By 1652 the officers of the Baptist congregation at Fen Stanton (Hunts.) were in touch with three women at Over and in 1655 their leader Henry Denne preached publicly. Even in the 1650s, however, some Baptists in Over attended the parish church, while at least one allowed a Quaker to visit her house. (fn. 4) In 1669 there were said to be only four Anabaptist families, who attended meetings in other villages, but in 1672 a house was registered for worship. (fn. 5) In 1735 meetings were held but there was no organized church and the later Strict Baptist chapel dated its origin from 1737, when a new pastor Mr. Fisher preached at Over. The size of the congregation fluctuated but in 1810 a new meeting house seating 300 was built in Over End. In 1851 it had an attendance of 150-280 at each of its three services on Census Sunday, the largest in the village. (fn. 6) At its peak c. 1870 there were over 80 members and 125 Sunday-school pupils, but numbers were declining by 1900. (fn. 7) The vicar claimed in 1897 that most adult Baptists were unbaptized. (fn. 8) Baptisms in the 19th century seem usually to have been conducted in the Ouse at Over Cote, though on one occasion in 1847 a pond was used instead because the Ouse was too rough. An indoor baptistery was built in 1925. (fn. 9) Membership fell below 20 in the 1920s but revived afterwards (fn. 10) and there was still a resident pastor in 1983, living in a manse built in 1974. (fn. 11) The central range of the chapel at the corner of West Street and Glover Street, probably dating from 1810, is of gault brick and has plain twolight windows with hoodmoulds. It has been extended in gault brick at both ends. In 1867 the Baptists acquired a graveyard in New Road, (fn. 12) which remained in use in 1983.
A Quaker preached privately in Over as early as 1654 (fn. 13) and there may have been an organized meeting before 1660. (fn. 14) A wealthy Over maltster, John Ainsloe, was leader of the Cambridgeshire Quakers by 1660. In 1670 members of the Over conventicle were fined more than any other group in the county. At least 14 individuals from Over were gaoled or fined between 1660 and 1684. (fn. 15) In 1669 there were c. 50 Quakers in the village and their meetings sometimes drew in another 150 from the surrounding area. (fn. 16) The sect probably declined after Ainsloe's death in 1693; there were only four Quakers in 1728 (fn. 17) and none were certainly recorded thereafter, the meeting reported in 1748 probably being an error for the known Baptist congregation. (fn. 18) Quaker burials seem to have taken place in an orchard. (fn. 19)

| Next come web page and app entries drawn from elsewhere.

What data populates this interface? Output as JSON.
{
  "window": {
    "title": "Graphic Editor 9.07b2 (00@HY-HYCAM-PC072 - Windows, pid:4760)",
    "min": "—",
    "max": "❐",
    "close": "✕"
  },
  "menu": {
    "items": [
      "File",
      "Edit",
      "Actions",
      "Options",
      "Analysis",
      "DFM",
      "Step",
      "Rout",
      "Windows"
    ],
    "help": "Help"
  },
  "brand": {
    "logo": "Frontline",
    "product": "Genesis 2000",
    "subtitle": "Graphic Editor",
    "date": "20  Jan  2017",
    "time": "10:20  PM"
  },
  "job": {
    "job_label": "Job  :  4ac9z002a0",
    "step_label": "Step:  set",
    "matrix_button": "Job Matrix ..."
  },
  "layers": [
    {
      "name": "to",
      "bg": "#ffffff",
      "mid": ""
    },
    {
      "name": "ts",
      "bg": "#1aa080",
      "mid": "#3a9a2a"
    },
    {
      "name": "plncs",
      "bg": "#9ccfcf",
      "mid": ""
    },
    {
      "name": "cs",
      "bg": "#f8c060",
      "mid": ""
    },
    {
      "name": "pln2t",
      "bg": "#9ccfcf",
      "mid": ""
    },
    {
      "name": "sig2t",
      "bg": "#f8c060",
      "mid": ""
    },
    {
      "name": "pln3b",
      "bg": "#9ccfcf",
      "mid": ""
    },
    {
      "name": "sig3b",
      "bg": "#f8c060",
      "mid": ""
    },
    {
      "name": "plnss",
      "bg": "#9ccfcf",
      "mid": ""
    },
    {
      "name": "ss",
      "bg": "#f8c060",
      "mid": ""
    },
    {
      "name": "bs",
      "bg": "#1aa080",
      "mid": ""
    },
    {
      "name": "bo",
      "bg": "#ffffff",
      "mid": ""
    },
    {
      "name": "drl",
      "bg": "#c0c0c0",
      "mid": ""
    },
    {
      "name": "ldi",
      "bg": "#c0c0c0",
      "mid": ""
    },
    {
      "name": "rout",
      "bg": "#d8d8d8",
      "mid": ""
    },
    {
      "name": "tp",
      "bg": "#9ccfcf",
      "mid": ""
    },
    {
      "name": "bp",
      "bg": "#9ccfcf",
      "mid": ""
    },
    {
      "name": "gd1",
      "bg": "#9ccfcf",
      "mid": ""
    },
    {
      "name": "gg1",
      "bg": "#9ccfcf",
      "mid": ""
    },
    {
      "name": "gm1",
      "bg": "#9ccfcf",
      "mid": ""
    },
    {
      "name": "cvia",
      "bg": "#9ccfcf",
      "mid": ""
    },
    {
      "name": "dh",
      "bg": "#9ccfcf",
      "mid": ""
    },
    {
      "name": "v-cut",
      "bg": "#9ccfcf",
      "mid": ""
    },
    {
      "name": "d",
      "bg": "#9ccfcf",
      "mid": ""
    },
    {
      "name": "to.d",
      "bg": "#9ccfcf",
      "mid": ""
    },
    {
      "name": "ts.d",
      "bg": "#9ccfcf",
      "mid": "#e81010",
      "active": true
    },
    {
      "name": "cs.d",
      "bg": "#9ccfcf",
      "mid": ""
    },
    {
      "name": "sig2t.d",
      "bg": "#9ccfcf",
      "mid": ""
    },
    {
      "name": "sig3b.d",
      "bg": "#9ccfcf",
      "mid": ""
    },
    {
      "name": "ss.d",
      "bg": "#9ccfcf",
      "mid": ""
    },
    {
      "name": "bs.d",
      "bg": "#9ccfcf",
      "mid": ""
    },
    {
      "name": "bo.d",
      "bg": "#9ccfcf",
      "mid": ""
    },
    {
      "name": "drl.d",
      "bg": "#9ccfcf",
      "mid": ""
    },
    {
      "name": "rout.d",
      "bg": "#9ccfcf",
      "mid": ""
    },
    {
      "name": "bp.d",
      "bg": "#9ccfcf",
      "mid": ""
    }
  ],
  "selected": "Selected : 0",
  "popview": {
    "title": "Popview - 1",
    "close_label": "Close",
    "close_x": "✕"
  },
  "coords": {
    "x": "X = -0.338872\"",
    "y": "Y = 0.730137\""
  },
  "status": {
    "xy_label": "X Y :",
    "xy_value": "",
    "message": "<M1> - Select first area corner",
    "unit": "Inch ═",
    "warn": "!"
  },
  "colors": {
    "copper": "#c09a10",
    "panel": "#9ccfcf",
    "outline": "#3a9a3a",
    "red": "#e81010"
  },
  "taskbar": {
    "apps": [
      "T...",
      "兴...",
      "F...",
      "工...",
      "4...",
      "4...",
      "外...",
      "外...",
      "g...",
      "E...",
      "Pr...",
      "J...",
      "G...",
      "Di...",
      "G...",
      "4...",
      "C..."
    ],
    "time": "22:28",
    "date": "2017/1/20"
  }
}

An Independent congregation taught by Francis Holcroft and Joseph Oddy was in existence by 1669, when there were c. 80 attenders from Over and 20 from elsewhere. (fn. 20) There were Over people among the members of the stronger Willingham church by 1675 (fn. 21) and a regular meeting may not have survived in the village. 'Presbyterians' (probably Independents) numbering 24 were recorded in 1728 but although they had a meeting house they assembled there only once in every 10 weeks. (fn. 22) A house had been registered for worship by Independents in 1725 (fn. 23) and there was still a meeting in 1748, (fn. 24) but any remaining Independents may have joined the Baptists in the late 18th century; (fn. 25) by 1783 the Baptists were the only dissenting congregation in the parish. (fn. 26)
Ludovic Muggleton visited Over at least once and in 1681 wrote a letter of blessing to a woman follower there. (fn. 27)
Methodism reached Over in the early 19th century. The Wesleyans' Cambridge circuit recorded nine members in 1824 but did not have a preaching place in 1836. (fn. 28) The Primitive Methodists used a house first registered for worship in 1835 (fn. 29) and built a plain brick chapel in a lane south of High Street in 1848, which was filled to its capacity of 140 at two of the three services on Census Sunday 1851. (fn. 30) It had c. 30 members in the 1870s, rising nearly to 50 by 1890, when a congregation of 200 was reported. The Sunday school at that date had a roll of over 100. (fn. 31) Originally in the Cambridge circuit, the chapel joined the St. Ives branch in 1860 (fn. 32) and was part of the Huntingdonshire mission after Methodist union in 1932. (fn. 33) It remained open in 1982.